▶ **YOUR INSTRUCTIONS**
The records, repeated exactly and in full, are the expected answer.

▶ **TASK INPUT**
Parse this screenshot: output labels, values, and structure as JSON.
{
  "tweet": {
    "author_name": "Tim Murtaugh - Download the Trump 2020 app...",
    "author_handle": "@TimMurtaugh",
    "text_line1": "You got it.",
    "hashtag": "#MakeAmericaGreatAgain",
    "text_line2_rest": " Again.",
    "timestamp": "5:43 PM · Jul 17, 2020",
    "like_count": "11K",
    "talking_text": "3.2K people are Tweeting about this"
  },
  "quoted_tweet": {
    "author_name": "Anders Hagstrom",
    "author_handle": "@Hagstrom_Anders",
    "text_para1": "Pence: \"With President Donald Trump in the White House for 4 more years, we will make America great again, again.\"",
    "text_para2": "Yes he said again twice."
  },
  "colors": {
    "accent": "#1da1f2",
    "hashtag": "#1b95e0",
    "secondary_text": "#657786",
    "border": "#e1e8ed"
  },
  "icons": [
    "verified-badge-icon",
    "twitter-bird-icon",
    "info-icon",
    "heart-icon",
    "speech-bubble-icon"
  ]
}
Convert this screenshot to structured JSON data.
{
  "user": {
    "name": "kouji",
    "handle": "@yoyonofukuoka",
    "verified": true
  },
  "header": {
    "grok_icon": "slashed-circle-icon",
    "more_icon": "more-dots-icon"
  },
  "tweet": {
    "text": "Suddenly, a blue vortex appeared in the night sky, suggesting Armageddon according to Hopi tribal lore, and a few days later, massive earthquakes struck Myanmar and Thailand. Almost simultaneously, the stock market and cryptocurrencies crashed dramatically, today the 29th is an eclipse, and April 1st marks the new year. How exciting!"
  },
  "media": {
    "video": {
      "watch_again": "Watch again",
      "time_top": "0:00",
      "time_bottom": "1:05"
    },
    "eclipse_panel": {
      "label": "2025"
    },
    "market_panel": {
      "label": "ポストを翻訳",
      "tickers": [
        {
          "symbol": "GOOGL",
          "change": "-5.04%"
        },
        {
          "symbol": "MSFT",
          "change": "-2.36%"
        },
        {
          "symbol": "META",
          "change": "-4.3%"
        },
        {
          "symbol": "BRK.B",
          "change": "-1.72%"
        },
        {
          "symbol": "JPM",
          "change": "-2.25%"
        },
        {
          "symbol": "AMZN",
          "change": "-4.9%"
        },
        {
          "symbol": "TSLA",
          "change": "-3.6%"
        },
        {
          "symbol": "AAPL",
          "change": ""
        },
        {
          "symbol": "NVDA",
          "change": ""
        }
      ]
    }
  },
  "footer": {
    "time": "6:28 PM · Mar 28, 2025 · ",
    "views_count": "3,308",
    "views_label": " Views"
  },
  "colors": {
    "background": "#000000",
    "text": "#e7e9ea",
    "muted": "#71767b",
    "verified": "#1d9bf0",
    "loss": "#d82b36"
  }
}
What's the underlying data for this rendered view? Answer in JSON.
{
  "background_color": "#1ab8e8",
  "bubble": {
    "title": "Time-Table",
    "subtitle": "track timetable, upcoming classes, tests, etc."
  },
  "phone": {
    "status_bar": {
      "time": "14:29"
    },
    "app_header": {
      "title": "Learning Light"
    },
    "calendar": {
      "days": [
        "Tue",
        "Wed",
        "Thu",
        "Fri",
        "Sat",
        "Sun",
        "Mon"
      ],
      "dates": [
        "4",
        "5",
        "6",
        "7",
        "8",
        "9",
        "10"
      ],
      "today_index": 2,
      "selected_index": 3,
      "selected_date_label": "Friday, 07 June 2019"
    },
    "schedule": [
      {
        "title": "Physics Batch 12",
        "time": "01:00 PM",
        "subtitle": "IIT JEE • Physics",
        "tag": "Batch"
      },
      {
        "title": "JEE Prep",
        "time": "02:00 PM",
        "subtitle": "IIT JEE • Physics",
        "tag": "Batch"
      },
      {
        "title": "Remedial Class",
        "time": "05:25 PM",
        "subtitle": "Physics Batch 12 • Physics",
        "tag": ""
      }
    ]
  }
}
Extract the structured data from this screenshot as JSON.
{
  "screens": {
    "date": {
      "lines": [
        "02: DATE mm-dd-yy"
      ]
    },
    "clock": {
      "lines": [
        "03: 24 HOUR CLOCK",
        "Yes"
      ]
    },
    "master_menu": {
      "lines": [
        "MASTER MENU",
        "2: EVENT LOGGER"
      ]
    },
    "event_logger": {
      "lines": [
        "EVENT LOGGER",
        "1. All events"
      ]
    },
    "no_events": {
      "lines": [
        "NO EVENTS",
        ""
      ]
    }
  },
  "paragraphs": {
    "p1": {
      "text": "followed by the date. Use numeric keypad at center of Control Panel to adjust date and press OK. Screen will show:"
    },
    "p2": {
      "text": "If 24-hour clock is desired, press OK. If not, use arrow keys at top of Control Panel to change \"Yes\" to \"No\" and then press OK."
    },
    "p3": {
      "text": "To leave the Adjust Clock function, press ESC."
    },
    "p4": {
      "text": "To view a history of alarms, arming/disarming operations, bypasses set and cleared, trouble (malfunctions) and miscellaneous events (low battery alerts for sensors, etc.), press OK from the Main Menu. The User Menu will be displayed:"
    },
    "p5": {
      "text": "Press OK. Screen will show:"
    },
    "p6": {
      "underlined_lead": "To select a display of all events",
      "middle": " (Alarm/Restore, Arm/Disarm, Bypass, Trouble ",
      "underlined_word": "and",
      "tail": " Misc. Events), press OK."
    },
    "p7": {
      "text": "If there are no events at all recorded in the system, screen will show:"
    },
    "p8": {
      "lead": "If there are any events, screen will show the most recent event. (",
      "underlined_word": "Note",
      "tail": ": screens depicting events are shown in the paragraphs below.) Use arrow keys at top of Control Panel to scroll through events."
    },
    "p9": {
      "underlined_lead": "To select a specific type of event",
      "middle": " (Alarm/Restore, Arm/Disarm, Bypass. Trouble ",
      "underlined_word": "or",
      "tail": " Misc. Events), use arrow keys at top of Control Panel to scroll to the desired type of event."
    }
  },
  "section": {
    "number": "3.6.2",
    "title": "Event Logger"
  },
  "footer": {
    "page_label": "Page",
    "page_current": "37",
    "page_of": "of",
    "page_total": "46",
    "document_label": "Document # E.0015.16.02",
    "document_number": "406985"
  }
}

▶ **RESPONSE TO THE TASK**
Parse this screenshot: output labels, values, and structure as JSON.
{
  "tweet": {
    "author_name": "Tim Murtaugh - Download the Trump 2020 app...",
    "author_handle": "@TimMurtaugh",
    "text_line1": "You got it.",
    "hashtag": "#MakeAmericaGreatAgain",
    "text_line2_rest": " Again.",
    "timestamp": "5:43 PM · Jul 17, 2020",
    "like_count": "11K",
    "talking_text": "3.2K people are Tweeting about this"
  },
  "quoted_tweet": {
    "author_name": "Anders Hagstrom",
    "author_handle": "@Hagstrom_Anders",
    "text_para1": "Pence: \"With President Donald Trump in the White House for 4 more years, we will make America great again, again.\"",
    "text_para2": "Yes he said again twice."
  },
  "colors": {
    "accent": "#1da1f2",
    "hashtag": "#1b95e0",
    "secondary_text": "#657786",
    "border": "#e1e8ed"
  },
  "icons": [
    "verified-badge-icon",
    "twitter-bird-icon",
    "info-icon",
    "heart-icon",
    "speech-bubble-icon"
  ]
}
Convert this screenshot to structured JSON data.
{
  "user": {
    "name": "kouji",
    "handle": "@yoyonofukuoka",
    "verified": true
  },
  "header": {
    "grok_icon": "slashed-circle-icon",
    "more_icon": "more-dots-icon"
  },
  "tweet": {
    "text": "Suddenly, a blue vortex appeared in the night sky, suggesting Armageddon according to Hopi tribal lore, and a few days later, massive earthquakes struck Myanmar and Thailand. Almost simultaneously, the stock market and cryptocurrencies crashed dramatically, today the 29th is an eclipse, and April 1st marks the new year. How exciting!"
  },
  "media": {
    "video": {
      "watch_again": "Watch again",
      "time_top": "0:00",
      "time_bottom": "1:05"
    },
    "eclipse_panel": {
      "label": "2025"
    },
    "market_panel": {
      "label": "ポストを翻訳",
      "tickers": [
        {
          "symbol": "GOOGL",
          "change": "-5.04%"
        },
        {
          "symbol": "MSFT",
          "change": "-2.36%"
        },
        {
          "symbol": "META",
          "change": "-4.3%"
        },
        {
          "symbol": "BRK.B",
          "change": "-1.72%"
        },
        {
          "symbol": "JPM",
          "change": "-2.25%"
        },
        {
          "symbol": "AMZN",
          "change": "-4.9%"
        },
        {
          "symbol": "TSLA",
          "change": "-3.6%"
        },
        {
          "symbol": "AAPL",
          "change": ""
        },
        {
          "symbol": "NVDA",
          "change": ""
        }
      ]
    }
  },
  "footer": {
    "time": "6:28 PM · Mar 28, 2025 · ",
    "views_count": "3,308",
    "views_label": " Views"
  },
  "colors": {
    "background": "#000000",
    "text": "#e7e9ea",
    "muted": "#71767b",
    "verified": "#1d9bf0",
    "loss": "#d82b36"
  }
}
What's the underlying data for this rendered view? Answer in JSON.
{
  "background_color": "#1ab8e8",
  "bubble": {
    "title": "Time-Table",
    "subtitle": "track timetable, upcoming classes, tests, etc."
  },
  "phone": {
    "status_bar": {
      "time": "14:29"
    },
    "app_header": {
      "title": "Learning Light"
    },
    "calendar": {
      "days": [
        "Tue",
        "Wed",
        "Thu",
        "Fri",
        "Sat",
        "Sun",
        "Mon"
      ],
      "dates": [
        "4",
        "5",
        "6",
        "7",
        "8",
        "9",
        "10"
      ],
      "today_index": 2,
      "selected_index": 3,
      "selected_date_label": "Friday, 07 June 2019"
    },
    "schedule": [
      {
        "title": "Physics Batch 12",
        "time": "01:00 PM",
        "subtitle": "IIT JEE • Physics",
        "tag": "Batch"
      },
      {
        "title": "JEE Prep",
        "time": "02:00 PM",
        "subtitle": "IIT JEE • Physics",
        "tag": "Batch"
      },
      {
        "title": "Remedial Class",
        "time": "05:25 PM",
        "subtitle": "Physics Batch 12 • Physics",
        "tag": ""
      }
    ]
  }
}
Extract the structured data from this screenshot as JSON.
{
  "screens": {
    "date": {
      "lines": [
        "02: DATE mm-dd-yy"
      ]
    },
    "clock": {
      "lines": [
        "03: 24 HOUR CLOCK",
        "Yes"
      ]
    },
    "master_menu": {
      "lines": [
        "MASTER MENU",
        "2: EVENT LOGGER"
      ]
    },
    "event_logger": {
      "lines": [
        "EVENT LOGGER",
        "1. All events"
      ]
    },
    "no_events": {
      "lines": [
        "NO EVENTS",
        ""
      ]
    }
  },
  "paragraphs": {
    "p1": {
      "text": "followed by the date. Use numeric keypad at center of Control Panel to adjust date and press OK. Screen will show:"
    },
    "p2": {
      "text": "If 24-hour clock is desired, press OK. If not, use arrow keys at top of Control Panel to change \"Yes\" to \"No\" and then press OK."
    },
    "p3": {
      "text": "To leave the Adjust Clock function, press ESC."
    },
    "p4": {
      "text": "To view a history of alarms, arming/disarming operations, bypasses set and cleared, trouble (malfunctions) and miscellaneous events (low battery alerts for sensors, etc.), press OK from the Main Menu. The User Menu will be displayed:"
    },
    "p5": {
      "text": "Press OK. Screen will show:"
    },
    "p6": {
      "underlined_lead": "To select a display of all events",
      "middle": " (Alarm/Restore, Arm/Disarm, Bypass, Trouble ",
      "underlined_word": "and",
      "tail": " Misc. Events), press OK."
    },
    "p7": {
      "text": "If there are no events at all recorded in the system, screen will show:"
    },
    "p8": {
      "lead": "If there are any events, screen will show the most recent event. (",
      "underlined_word": "Note",
      "tail": ": screens depicting events are shown in the paragraphs below.) Use arrow keys at top of Control Panel to scroll through events."
    },
    "p9": {
      "underlined_lead": "To select a specific type of event",
      "middle": " (Alarm/Restore, Arm/Disarm, Bypass. Trouble ",
      "underlined_word": "or",
      "tail": " Misc. Events), use arrow keys at top of Control Panel to scroll to the desired type of event."
    }
  },
  "section": {
    "number": "3.6.2",
    "title": "Event Logger"
  },
  "footer": {
    "page_label": "Page",
    "page_current": "37",
    "page_of": "of",
    "page_total": "46",
    "document_label": "Document # E.0015.16.02",
    "document_number": "406985"
  }
}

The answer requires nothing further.